The Weinberger document, however, was then and has since remained secret, and as a result, Americans know nothing of the judge's grounds for his decision. A year or so go, when Mr. Pollard was preparing a clemency petition, not even his attorney, who had been cleared by the government to see classified information, was permitted to review Mr. Weinberger's declaration.
The Sixth Amendment to the U.S. Constitution guarantees to any accused an open trial, a right designed to allow the citizenry to monitor the fairness of the judicial process. Lawyers acknowledge that the courts have never articulated a comparable doctrine for
sentencing. Still, a sense of fairness suggests that a person should not be committed to prison for life without the public knowing why.
The government's strategy has been to leak information about Mr. Pollard's crime to the press.
The press has told us that from prison, Mr. Pollard continued to supply Israel with secrets, though most of his time has been served in solitary confinement. This leak has kept his lawyers from arguing that what their client knows is so outdated that the government can safely release him.

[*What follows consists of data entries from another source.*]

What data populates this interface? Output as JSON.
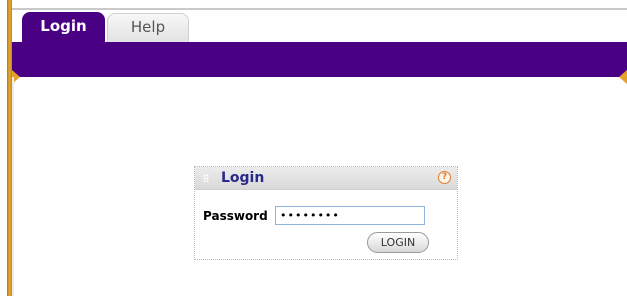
{
  "tabs": [
    {
      "label": "Login",
      "active": true
    },
    {
      "label": "Help",
      "active": false
    }
  ],
  "login_panel": {
    "title": "Login",
    "password_label": "Password",
    "password_value": "••••••••",
    "button_label": "LOGIN",
    "help_icon_glyph": "?"
  },
  "colors": {
    "brand_purple": "#4a0083",
    "accent_orange": "#e4a22c",
    "title_blue": "#2a2a8a"
  },
  "icons": [
    "grip-icon",
    "help-icon"
  ]
}
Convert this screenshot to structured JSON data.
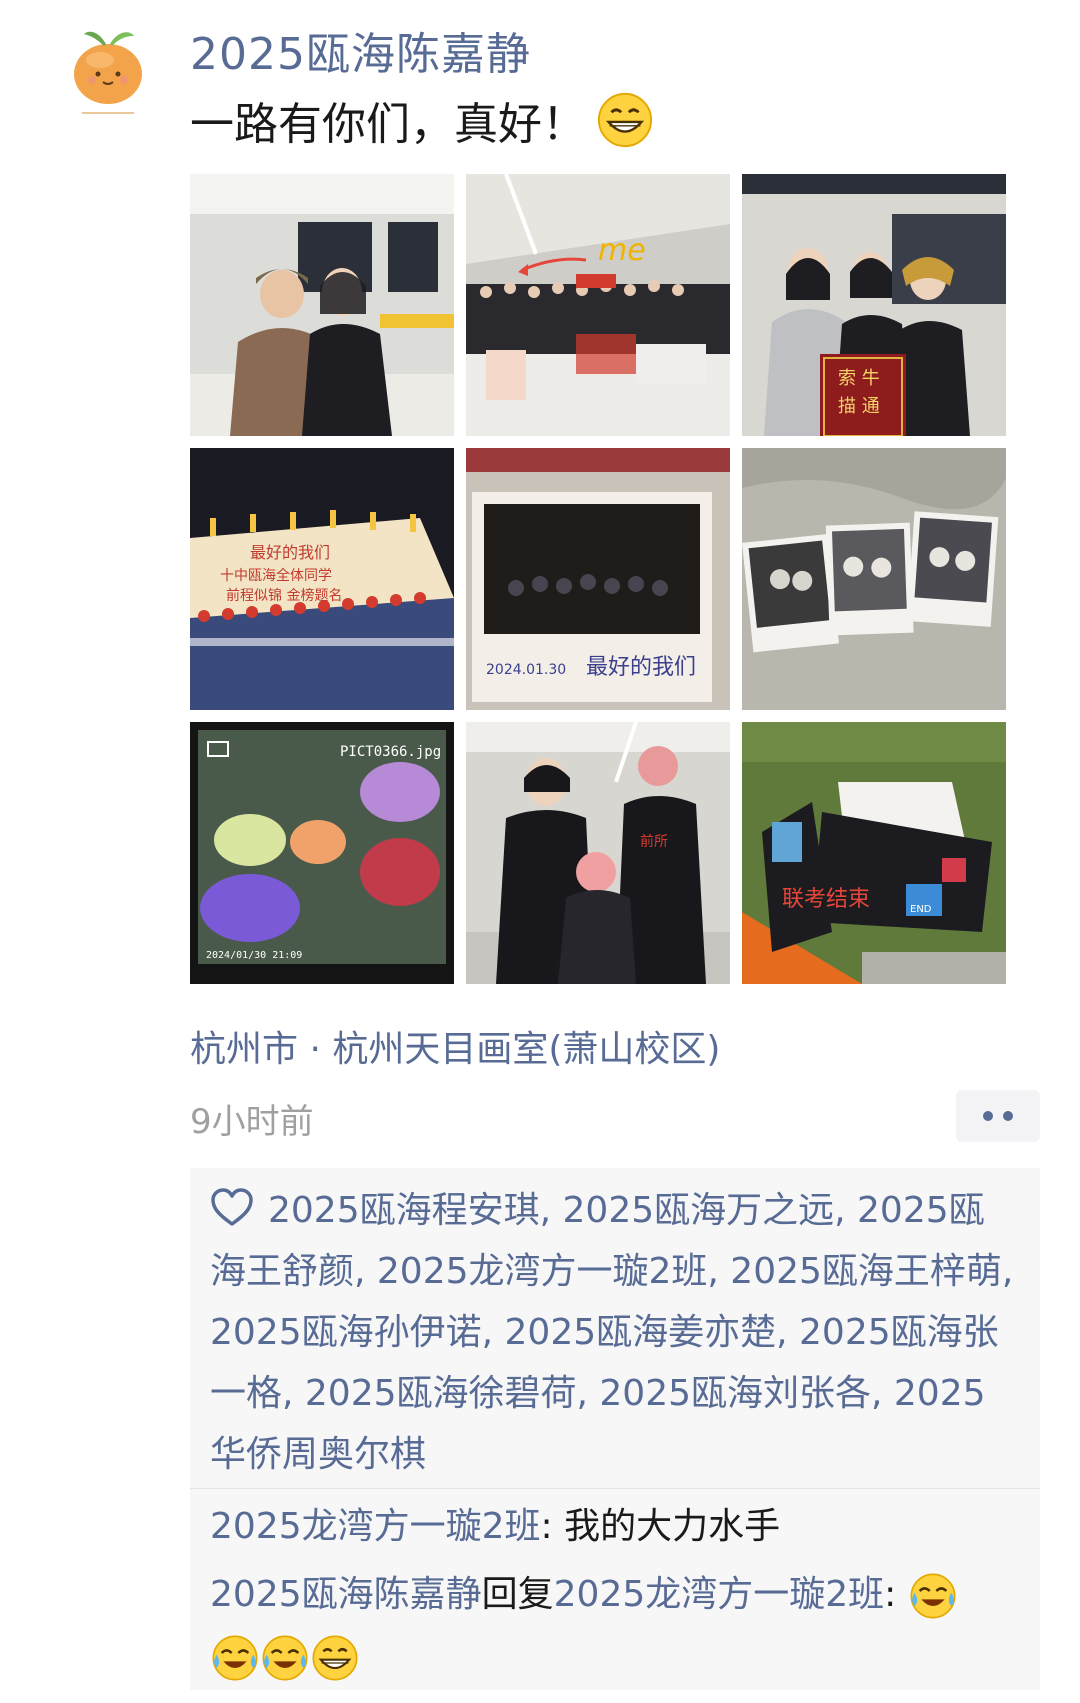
{
  "post": {
    "author": "2025瓯海陈嘉静",
    "text": "一路有你们，真好！",
    "text_emoji": "grin-emoji",
    "photos": [
      {
        "name": "photo-two-girls-classroom",
        "colors": [
          "#d9d9d6",
          "#8a6a52",
          "#1d1d22"
        ]
      },
      {
        "name": "photo-group-hall-me",
        "colors": [
          "#c9c7c2",
          "#2a2a2e",
          "#d23b2e"
        ]
      },
      {
        "name": "photo-three-girls-banner",
        "colors": [
          "#d6d4cf",
          "#1e1e22",
          "#8e1c1c"
        ]
      },
      {
        "name": "photo-cake",
        "colors": [
          "#2a3a66",
          "#f2e4c4",
          "#d23b2e"
        ]
      },
      {
        "name": "photo-polaroid-group",
        "colors": [
          "#efe9e0",
          "#1f1c1a",
          "#3a3f6e"
        ]
      },
      {
        "name": "photo-polaroids-bed",
        "colors": [
          "#b9b6ae",
          "#f4f2ee",
          "#3a3a3a"
        ]
      },
      {
        "name": "photo-camera-screen-toys",
        "colors": [
          "#4a5a4a",
          "#b68ad6",
          "#c23b4a"
        ]
      },
      {
        "name": "photo-friends-hallway",
        "colors": [
          "#d8d6d0",
          "#18181c",
          "#e89a9a"
        ]
      },
      {
        "name": "photo-bags-on-grass",
        "colors": [
          "#5f7a3a",
          "#f4f2ee",
          "#1c1c20"
        ]
      }
    ],
    "location": "杭州市 · 杭州天目画室(萧山校区)",
    "time_ago": "9小时前"
  },
  "likes": {
    "icon": "heart-icon",
    "names": "2025瓯海程安琪, 2025瓯海万之远, 2025瓯海王舒颜, 2025龙湾方一璇2班, 2025瓯海王梓萌, 2025瓯海孙伊诺, 2025瓯海姜亦楚, 2025瓯海张一格, 2025瓯海徐碧荷, 2025瓯海刘张各, 2025华侨周奥尔棋"
  },
  "comments": [
    {
      "name": "2025龙湾方一璇2班",
      "sep": ": ",
      "text": "我的大力水手"
    },
    {
      "name": "2025瓯海陈嘉静",
      "reply_word": "回复",
      "reply_to": "2025龙湾方一璇2班",
      "sep": ": ",
      "emojis": [
        "tears-of-joy-emoji",
        "tears-of-joy-emoji",
        "tears-of-joy-emoji",
        "grin-emoji"
      ]
    }
  ],
  "colors": {
    "link": "#576b95",
    "time": "#a0a0a0",
    "box": "#f7f7f7"
  }
}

The issue involved here is not whether the leaks were true. The question concerns official procedures and domestic liberties. Surely, no American should have to spend a life in prison on the basis of secret proceedings.
In denying clemency to Mr. Pollard last year, President Bill Clinton spoke of the "enormity" of his crime. Maybe so, but "enormity," without evidence, is just a word. Mr. Pollard has been in prison for nearly a decade. Why not release the Weinberger memo now?
I do not subscribe to Rabbi Weiss's claim that Mr. Pollard is rotting in jail because he is a Jew. But I believe Americans deserve to know why he is.
Pollard & Haddam: Prisoners of Secret Evidence